**Work to be completed**
How many lines in the records below contain the word "JSON"? Reply with the number alone.

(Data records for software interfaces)
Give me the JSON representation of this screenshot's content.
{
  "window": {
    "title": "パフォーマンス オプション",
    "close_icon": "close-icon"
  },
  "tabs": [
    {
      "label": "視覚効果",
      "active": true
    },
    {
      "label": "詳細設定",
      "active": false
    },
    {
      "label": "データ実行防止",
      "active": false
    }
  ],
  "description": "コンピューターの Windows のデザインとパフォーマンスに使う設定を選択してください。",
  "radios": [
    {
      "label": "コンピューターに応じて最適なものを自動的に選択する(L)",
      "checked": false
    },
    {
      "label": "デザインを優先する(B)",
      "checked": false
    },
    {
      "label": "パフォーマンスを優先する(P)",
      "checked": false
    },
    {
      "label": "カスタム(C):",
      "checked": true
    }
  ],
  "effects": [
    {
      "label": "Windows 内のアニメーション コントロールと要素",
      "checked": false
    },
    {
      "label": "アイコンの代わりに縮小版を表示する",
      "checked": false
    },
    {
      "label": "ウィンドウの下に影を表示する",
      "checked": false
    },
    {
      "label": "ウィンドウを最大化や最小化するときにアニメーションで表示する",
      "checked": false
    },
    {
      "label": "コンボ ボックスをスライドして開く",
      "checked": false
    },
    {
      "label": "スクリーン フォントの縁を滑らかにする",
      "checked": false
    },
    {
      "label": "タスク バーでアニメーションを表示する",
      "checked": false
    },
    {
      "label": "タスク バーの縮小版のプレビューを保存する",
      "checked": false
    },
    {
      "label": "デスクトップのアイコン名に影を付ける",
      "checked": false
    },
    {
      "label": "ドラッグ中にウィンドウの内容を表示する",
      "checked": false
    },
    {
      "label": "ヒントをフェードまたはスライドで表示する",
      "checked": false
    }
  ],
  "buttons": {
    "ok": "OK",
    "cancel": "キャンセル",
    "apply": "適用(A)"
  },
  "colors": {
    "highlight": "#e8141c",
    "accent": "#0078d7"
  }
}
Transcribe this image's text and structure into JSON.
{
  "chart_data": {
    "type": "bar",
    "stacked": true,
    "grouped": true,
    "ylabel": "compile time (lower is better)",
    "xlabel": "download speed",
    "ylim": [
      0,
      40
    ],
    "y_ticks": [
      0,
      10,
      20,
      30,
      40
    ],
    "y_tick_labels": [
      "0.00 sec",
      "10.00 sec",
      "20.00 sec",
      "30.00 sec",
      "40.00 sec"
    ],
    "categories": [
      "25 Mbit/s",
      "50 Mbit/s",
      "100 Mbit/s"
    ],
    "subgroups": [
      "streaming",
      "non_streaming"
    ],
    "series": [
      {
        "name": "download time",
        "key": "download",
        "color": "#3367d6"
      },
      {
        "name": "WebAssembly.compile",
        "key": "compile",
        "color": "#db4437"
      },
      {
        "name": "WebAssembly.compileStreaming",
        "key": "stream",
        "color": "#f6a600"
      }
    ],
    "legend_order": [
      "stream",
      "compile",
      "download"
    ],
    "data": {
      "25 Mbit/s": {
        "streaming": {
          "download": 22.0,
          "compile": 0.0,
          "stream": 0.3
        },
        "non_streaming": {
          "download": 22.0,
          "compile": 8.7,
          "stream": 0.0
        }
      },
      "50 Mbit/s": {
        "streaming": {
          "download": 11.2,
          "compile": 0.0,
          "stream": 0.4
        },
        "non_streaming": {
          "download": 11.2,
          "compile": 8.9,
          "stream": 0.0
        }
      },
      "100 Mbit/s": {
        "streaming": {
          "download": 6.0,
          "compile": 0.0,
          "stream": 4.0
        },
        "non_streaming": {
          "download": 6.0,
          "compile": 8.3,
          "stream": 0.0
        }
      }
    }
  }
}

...

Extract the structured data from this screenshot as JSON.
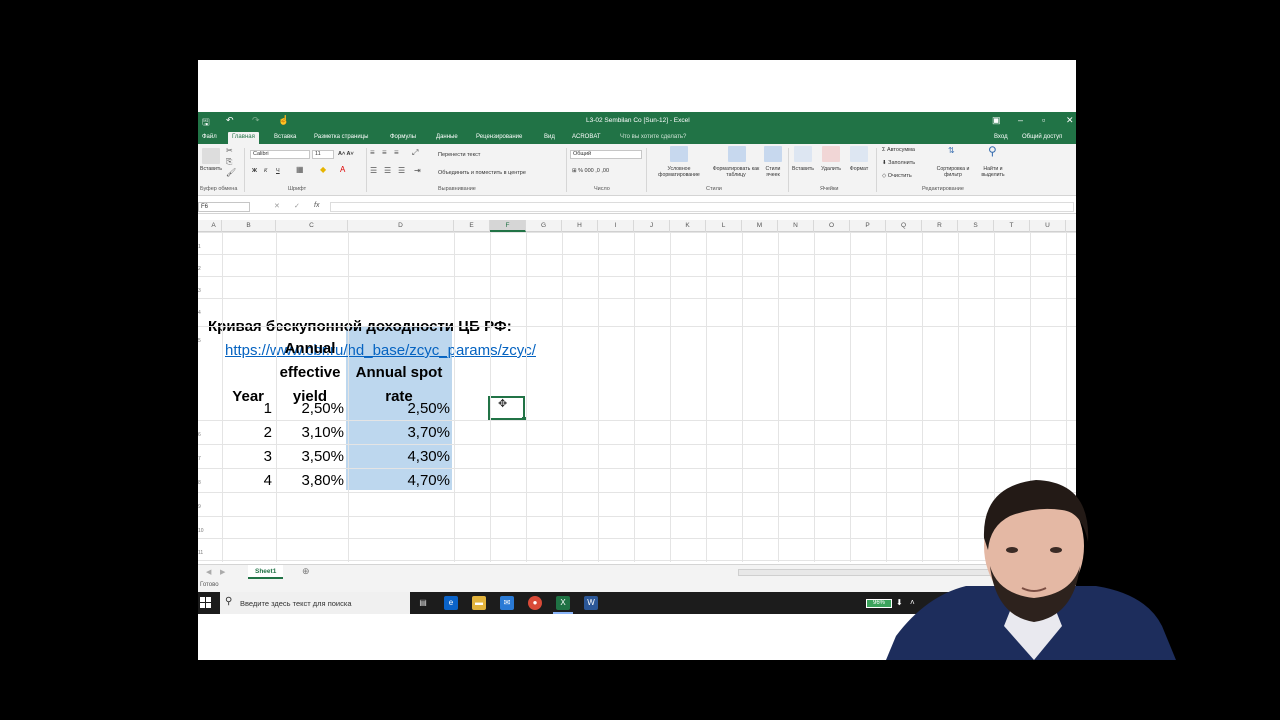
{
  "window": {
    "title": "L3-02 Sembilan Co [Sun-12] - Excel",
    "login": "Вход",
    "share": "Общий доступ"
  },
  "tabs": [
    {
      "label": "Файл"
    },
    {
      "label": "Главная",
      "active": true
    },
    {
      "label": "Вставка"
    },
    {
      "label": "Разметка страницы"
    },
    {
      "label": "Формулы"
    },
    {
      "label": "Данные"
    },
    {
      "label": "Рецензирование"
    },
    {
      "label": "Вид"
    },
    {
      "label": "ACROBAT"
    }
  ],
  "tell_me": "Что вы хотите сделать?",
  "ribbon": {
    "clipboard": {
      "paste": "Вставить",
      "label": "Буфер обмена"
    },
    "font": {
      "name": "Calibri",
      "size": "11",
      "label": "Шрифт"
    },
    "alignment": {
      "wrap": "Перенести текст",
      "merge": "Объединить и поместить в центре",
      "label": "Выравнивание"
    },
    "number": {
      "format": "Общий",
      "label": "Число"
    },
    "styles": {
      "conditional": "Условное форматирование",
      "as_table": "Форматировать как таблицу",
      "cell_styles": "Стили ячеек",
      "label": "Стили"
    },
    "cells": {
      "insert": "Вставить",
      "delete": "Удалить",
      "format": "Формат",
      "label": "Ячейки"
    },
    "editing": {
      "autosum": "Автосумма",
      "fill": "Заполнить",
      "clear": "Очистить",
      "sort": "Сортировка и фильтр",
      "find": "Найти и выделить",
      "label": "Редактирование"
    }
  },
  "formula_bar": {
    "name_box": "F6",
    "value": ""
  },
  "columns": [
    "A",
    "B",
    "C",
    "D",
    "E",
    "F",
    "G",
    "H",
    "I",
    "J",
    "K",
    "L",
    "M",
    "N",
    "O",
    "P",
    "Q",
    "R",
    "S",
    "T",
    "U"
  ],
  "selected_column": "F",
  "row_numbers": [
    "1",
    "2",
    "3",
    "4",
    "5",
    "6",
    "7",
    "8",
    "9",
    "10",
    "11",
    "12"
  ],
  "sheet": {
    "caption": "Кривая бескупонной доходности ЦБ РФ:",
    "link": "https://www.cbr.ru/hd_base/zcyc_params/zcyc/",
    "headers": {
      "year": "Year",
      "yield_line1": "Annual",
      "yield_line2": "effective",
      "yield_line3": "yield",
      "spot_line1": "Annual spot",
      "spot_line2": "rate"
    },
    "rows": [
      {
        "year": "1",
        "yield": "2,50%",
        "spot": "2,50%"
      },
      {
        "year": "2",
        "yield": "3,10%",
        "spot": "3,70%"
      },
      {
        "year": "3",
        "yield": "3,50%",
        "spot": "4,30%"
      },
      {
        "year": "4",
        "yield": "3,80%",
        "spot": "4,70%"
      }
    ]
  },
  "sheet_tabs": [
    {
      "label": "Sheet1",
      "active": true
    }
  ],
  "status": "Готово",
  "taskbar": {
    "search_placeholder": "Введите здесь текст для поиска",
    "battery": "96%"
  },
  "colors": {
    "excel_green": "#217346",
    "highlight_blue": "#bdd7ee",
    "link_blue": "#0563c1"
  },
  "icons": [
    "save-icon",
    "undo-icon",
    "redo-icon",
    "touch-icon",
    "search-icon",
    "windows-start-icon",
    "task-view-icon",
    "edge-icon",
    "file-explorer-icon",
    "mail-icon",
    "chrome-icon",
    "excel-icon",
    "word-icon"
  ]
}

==

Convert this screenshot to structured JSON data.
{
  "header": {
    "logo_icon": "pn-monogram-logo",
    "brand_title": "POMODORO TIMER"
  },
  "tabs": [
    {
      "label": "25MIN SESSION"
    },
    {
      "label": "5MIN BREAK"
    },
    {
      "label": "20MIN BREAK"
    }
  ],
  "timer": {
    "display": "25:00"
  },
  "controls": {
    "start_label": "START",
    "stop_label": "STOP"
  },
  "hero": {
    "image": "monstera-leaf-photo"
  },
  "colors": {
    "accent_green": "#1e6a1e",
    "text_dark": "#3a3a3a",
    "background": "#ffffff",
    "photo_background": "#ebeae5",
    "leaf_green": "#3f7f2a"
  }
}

**Task solution**
4